*DATA TO USE*:
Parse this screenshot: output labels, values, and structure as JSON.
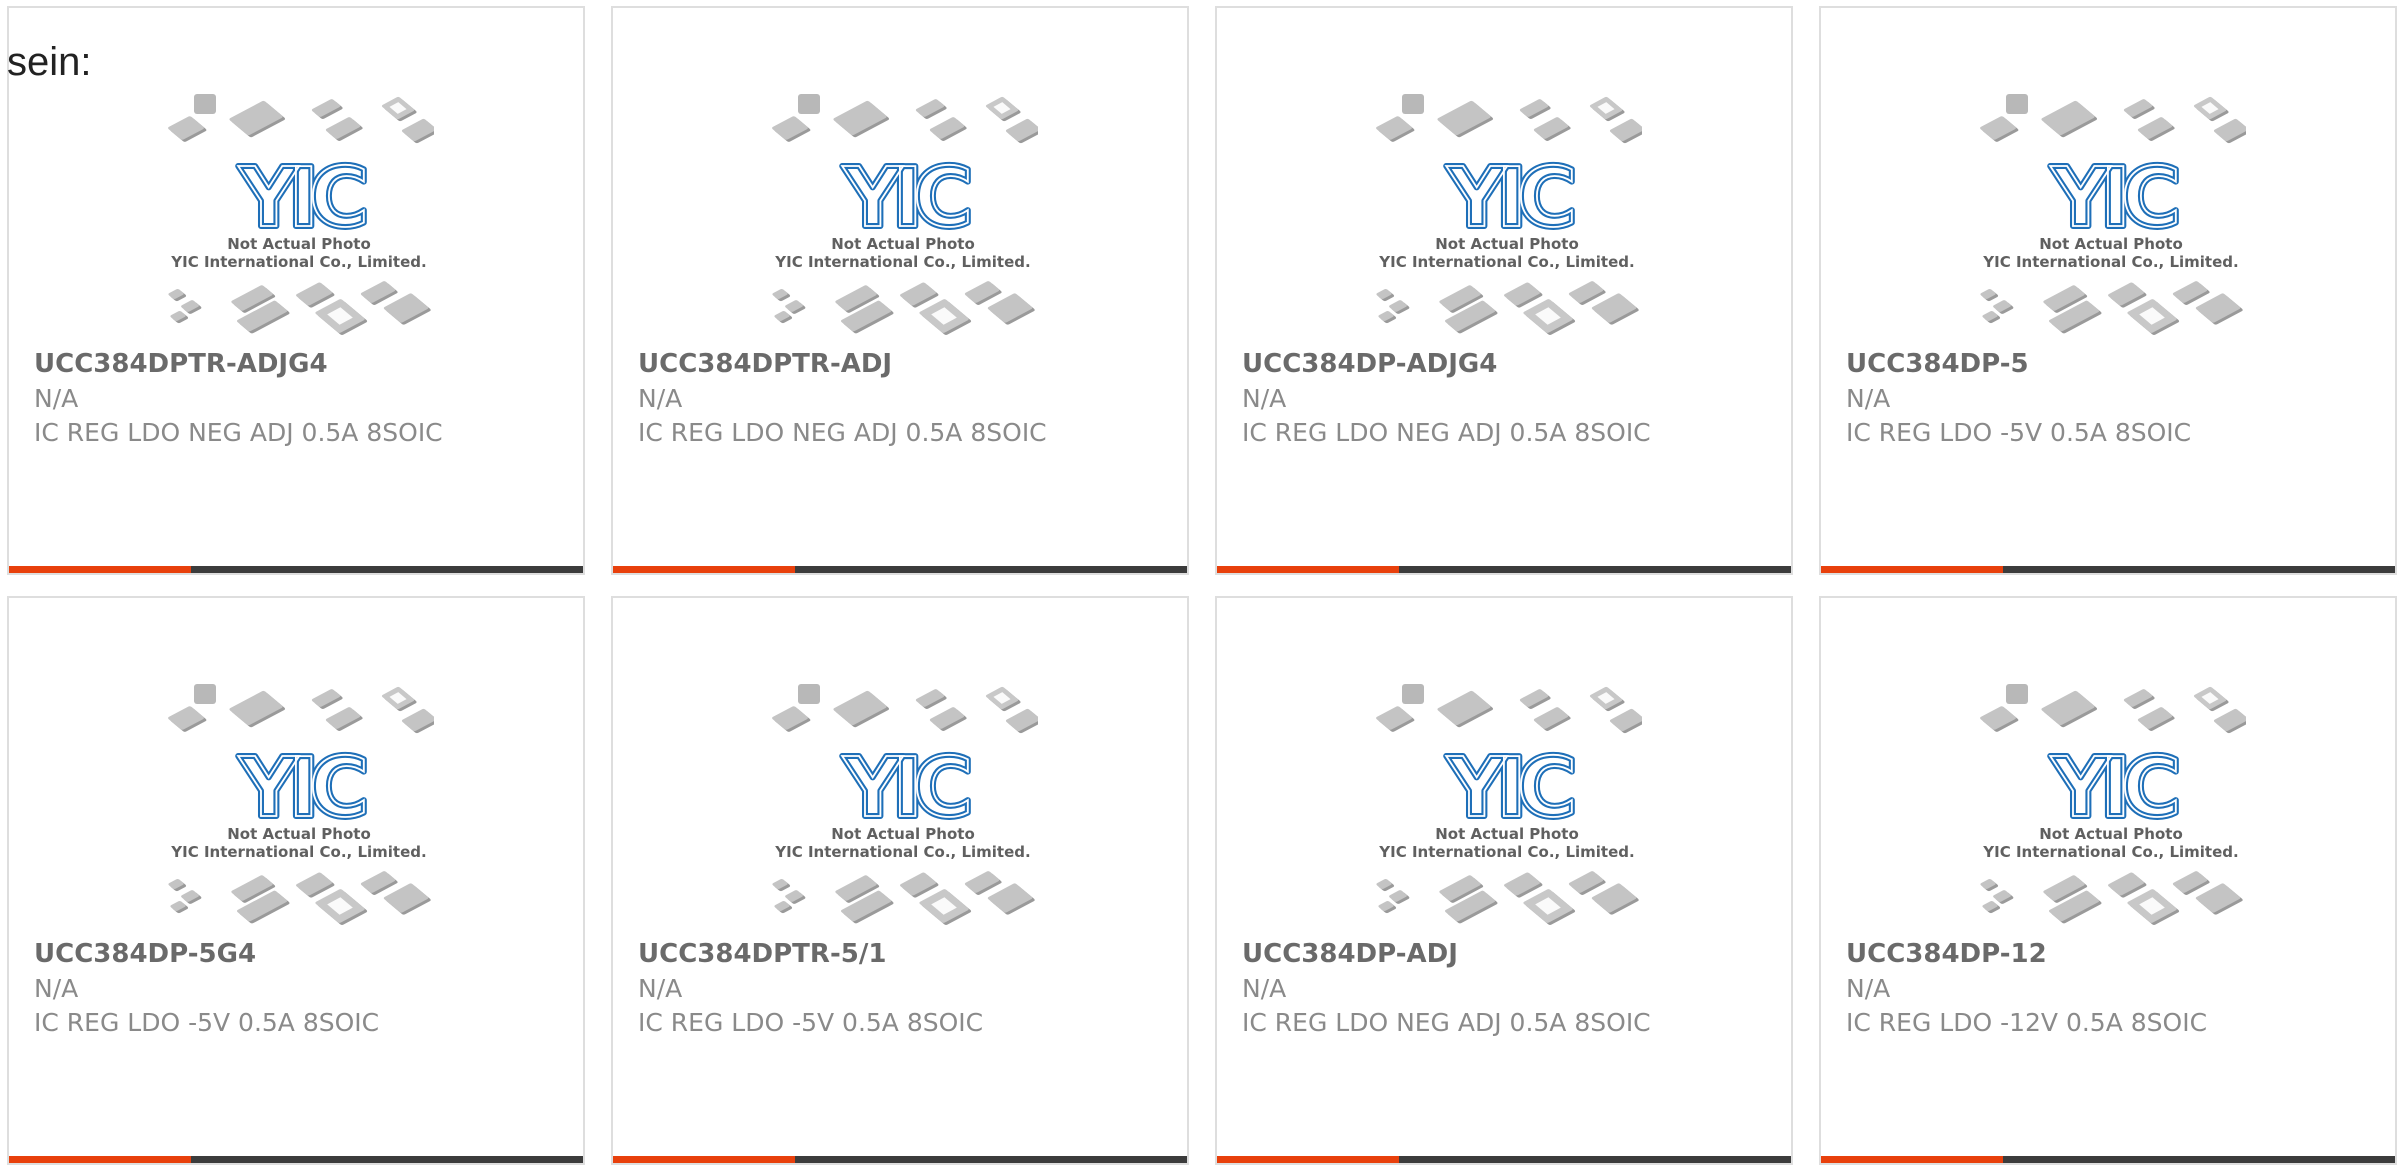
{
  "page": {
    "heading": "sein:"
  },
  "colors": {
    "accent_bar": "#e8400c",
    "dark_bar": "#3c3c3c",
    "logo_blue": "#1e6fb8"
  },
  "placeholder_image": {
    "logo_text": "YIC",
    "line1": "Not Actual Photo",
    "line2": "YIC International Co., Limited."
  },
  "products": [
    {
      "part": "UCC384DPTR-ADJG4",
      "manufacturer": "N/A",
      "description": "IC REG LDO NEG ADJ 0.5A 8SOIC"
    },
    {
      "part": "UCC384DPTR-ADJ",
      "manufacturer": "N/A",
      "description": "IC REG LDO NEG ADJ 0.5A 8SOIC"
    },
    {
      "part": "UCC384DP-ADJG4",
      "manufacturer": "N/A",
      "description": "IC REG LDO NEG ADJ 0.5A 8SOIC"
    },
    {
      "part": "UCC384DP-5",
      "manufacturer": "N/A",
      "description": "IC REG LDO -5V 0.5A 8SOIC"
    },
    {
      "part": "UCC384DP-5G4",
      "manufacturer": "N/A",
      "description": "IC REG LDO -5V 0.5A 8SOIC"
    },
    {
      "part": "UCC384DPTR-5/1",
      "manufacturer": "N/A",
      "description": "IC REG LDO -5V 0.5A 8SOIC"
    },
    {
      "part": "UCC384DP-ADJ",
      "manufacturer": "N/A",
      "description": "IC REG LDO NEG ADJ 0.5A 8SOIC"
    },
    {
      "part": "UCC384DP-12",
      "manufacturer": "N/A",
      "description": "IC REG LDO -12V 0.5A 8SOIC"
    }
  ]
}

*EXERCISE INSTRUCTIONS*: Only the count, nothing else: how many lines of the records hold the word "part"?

*TASK RESULT*: 8